What to do:
Write out the entries below once more, exactly.

Exercise data:

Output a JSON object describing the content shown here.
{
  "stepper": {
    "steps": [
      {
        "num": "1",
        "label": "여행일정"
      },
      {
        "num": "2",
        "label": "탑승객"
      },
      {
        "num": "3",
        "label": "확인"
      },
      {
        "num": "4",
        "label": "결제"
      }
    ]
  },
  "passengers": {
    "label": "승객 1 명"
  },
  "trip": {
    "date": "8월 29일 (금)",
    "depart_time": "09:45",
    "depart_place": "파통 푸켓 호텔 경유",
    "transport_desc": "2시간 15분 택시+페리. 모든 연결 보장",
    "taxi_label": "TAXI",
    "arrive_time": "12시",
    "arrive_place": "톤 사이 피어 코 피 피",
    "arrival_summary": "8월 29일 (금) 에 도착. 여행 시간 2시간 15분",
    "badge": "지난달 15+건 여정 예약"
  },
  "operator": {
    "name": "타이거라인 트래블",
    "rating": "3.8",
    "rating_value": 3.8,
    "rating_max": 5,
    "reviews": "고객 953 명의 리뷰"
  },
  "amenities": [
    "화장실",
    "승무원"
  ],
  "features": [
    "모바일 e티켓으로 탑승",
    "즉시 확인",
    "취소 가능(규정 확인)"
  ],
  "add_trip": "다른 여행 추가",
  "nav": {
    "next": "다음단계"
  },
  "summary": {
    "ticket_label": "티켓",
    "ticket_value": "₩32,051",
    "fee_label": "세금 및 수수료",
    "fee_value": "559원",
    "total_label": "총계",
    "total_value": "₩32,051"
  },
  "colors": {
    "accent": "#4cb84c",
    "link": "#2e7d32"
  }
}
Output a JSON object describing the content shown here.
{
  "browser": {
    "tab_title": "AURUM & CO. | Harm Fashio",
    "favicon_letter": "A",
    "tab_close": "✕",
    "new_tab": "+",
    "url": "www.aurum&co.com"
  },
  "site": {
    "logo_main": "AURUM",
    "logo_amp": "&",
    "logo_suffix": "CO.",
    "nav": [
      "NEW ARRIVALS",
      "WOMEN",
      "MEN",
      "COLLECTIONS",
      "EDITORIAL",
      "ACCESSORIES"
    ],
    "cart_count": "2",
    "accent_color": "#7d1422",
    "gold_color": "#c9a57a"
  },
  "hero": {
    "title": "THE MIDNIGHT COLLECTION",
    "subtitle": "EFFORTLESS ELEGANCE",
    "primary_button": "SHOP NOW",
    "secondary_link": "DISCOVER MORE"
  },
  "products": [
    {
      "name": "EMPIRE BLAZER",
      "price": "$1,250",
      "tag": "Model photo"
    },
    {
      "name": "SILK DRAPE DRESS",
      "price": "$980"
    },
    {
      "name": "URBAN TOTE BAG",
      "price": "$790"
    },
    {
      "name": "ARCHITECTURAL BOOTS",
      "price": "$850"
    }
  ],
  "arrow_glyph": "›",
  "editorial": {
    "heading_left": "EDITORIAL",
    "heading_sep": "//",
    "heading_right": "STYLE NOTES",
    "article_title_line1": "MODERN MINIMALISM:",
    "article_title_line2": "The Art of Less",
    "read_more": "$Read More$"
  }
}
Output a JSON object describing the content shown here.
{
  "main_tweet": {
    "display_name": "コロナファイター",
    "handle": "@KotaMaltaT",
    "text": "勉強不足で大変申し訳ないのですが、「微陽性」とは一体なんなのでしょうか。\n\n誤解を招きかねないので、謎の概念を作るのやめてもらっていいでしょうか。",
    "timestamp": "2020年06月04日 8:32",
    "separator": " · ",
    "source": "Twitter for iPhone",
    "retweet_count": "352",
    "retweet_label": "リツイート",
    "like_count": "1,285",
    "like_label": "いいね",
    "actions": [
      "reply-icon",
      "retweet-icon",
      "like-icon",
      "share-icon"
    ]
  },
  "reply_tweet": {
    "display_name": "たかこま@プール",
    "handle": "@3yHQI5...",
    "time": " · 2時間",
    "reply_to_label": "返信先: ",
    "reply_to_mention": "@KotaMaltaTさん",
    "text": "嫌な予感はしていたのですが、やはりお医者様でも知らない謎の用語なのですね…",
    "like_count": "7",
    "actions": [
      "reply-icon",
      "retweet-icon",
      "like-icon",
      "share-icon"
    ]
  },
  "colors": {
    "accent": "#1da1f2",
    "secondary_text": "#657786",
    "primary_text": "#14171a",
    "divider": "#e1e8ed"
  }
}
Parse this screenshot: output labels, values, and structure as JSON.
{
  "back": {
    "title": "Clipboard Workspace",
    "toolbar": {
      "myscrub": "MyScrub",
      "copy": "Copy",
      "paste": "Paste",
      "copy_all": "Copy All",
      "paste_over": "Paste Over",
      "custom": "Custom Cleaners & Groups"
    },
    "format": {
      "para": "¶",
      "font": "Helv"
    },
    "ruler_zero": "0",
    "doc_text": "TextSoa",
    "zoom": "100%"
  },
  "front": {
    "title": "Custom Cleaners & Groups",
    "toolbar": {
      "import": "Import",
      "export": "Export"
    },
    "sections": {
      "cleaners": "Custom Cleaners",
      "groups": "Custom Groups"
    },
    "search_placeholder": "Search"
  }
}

Reply:
Output a JSON object describing the content shown here.
{
  "stepper": {
    "steps": [
      {
        "num": "1",
        "label": "여행일정"
      },
      {
        "num": "2",
        "label": "탑승객"
      },
      {
        "num": "3",
        "label": "확인"
      },
      {
        "num": "4",
        "label": "결제"
      }
    ]
  },
  "passengers": {
    "label": "승객 1 명"
  },
  "trip": {
    "date": "8월 29일 (금)",
    "depart_time": "09:45",
    "depart_place": "파통 푸켓 호텔 경유",
    "transport_desc": "2시간 15분 택시+페리. 모든 연결 보장",
    "taxi_label": "TAXI",
    "arrive_time": "12시",
    "arrive_place": "톤 사이 피어 코 피 피",
    "arrival_summary": "8월 29일 (금) 에 도착. 여행 시간 2시간 15분",
    "badge": "지난달 15+건 여정 예약"
  },
  "operator": {
    "name": "타이거라인 트래블",
    "rating": "3.8",
    "rating_value": 3.8,
    "rating_max": 5,
    "reviews": "고객 953 명의 리뷰"
  },
  "amenities": [
    "화장실",
    "승무원"
  ],
  "features": [
    "모바일 e티켓으로 탑승",
    "즉시 확인",
    "취소 가능(규정 확인)"
  ],
  "add_trip": "다른 여행 추가",
  "nav": {
    "next": "다음단계"
  },
  "summary": {
    "ticket_label": "티켓",
    "ticket_value": "₩32,051",
    "fee_label": "세금 및 수수료",
    "fee_value": "559원",
    "total_label": "총계",
    "total_value": "₩32,051"
  },
  "colors": {
    "accent": "#4cb84c",
    "link": "#2e7d32"
  }
}
Output a JSON object describing the content shown here.
{
  "browser": {
    "tab_title": "AURUM & CO. | Harm Fashio",
    "favicon_letter": "A",
    "tab_close": "✕",
    "new_tab": "+",
    "url": "www.aurum&co.com"
  },
  "site": {
    "logo_main": "AURUM",
    "logo_amp": "&",
    "logo_suffix": "CO.",
    "nav": [
      "NEW ARRIVALS",
      "WOMEN",
      "MEN",
      "COLLECTIONS",
      "EDITORIAL",
      "ACCESSORIES"
    ],
    "cart_count": "2",
    "accent_color": "#7d1422",
    "gold_color": "#c9a57a"
  },
  "hero": {
    "title": "THE MIDNIGHT COLLECTION",
    "subtitle": "EFFORTLESS ELEGANCE",
    "primary_button": "SHOP NOW",
    "secondary_link": "DISCOVER MORE"
  },
  "products": [
    {
      "name": "EMPIRE BLAZER",
      "price": "$1,250",
      "tag": "Model photo"
    },
    {
      "name": "SILK DRAPE DRESS",
      "price": "$980"
    },
    {
      "name": "URBAN TOTE BAG",
      "price": "$790"
    },
    {
      "name": "ARCHITECTURAL BOOTS",
      "price": "$850"
    }
  ],
  "arrow_glyph": "›",
  "editorial": {
    "heading_left": "EDITORIAL",
    "heading_sep": "//",
    "heading_right": "STYLE NOTES",
    "article_title_line1": "MODERN MINIMALISM:",
    "article_title_line2": "The Art of Less",
    "read_more": "$Read More$"
  }
}
Output a JSON object describing the content shown here.
{
  "main_tweet": {
    "display_name": "コロナファイター",
    "handle": "@KotaMaltaT",
    "text": "勉強不足で大変申し訳ないのですが、「微陽性」とは一体なんなのでしょうか。\n\n誤解を招きかねないので、謎の概念を作るのやめてもらっていいでしょうか。",
    "timestamp": "2020年06月04日 8:32",
    "separator": " · ",
    "source": "Twitter for iPhone",
    "retweet_count": "352",
    "retweet_label": "リツイート",
    "like_count": "1,285",
    "like_label": "いいね",
    "actions": [
      "reply-icon",
      "retweet-icon",
      "like-icon",
      "share-icon"
    ]
  },
  "reply_tweet": {
    "display_name": "たかこま@プール",
    "handle": "@3yHQI5...",
    "time": " · 2時間",
    "reply_to_label": "返信先: ",
    "reply_to_mention": "@KotaMaltaTさん",
    "text": "嫌な予感はしていたのですが、やはりお医者様でも知らない謎の用語なのですね…",
    "like_count": "7",
    "actions": [
      "reply-icon",
      "retweet-icon",
      "like-icon",
      "share-icon"
    ]
  },
  "colors": {
    "accent": "#1da1f2",
    "secondary_text": "#657786",
    "primary_text": "#14171a",
    "divider": "#e1e8ed"
  }
}
Parse this screenshot: output labels, values, and structure as JSON.
{
  "back": {
    "title": "Clipboard Workspace",
    "toolbar": {
      "myscrub": "MyScrub",
      "copy": "Copy",
      "paste": "Paste",
      "copy_all": "Copy All",
      "paste_over": "Paste Over",
      "custom": "Custom Cleaners & Groups"
    },
    "format": {
      "para": "¶",
      "font": "Helv"
    },
    "ruler_zero": "0",
    "doc_text": "TextSoa",
    "zoom": "100%"
  },
  "front": {
    "title": "Custom Cleaners & Groups",
    "toolbar": {
      "import": "Import",
      "export": "Export"
    },
    "sections": {
      "cleaners": "Custom Cleaners",
      "groups": "Custom Groups"
    },
    "search_placeholder": "Search"
  }
}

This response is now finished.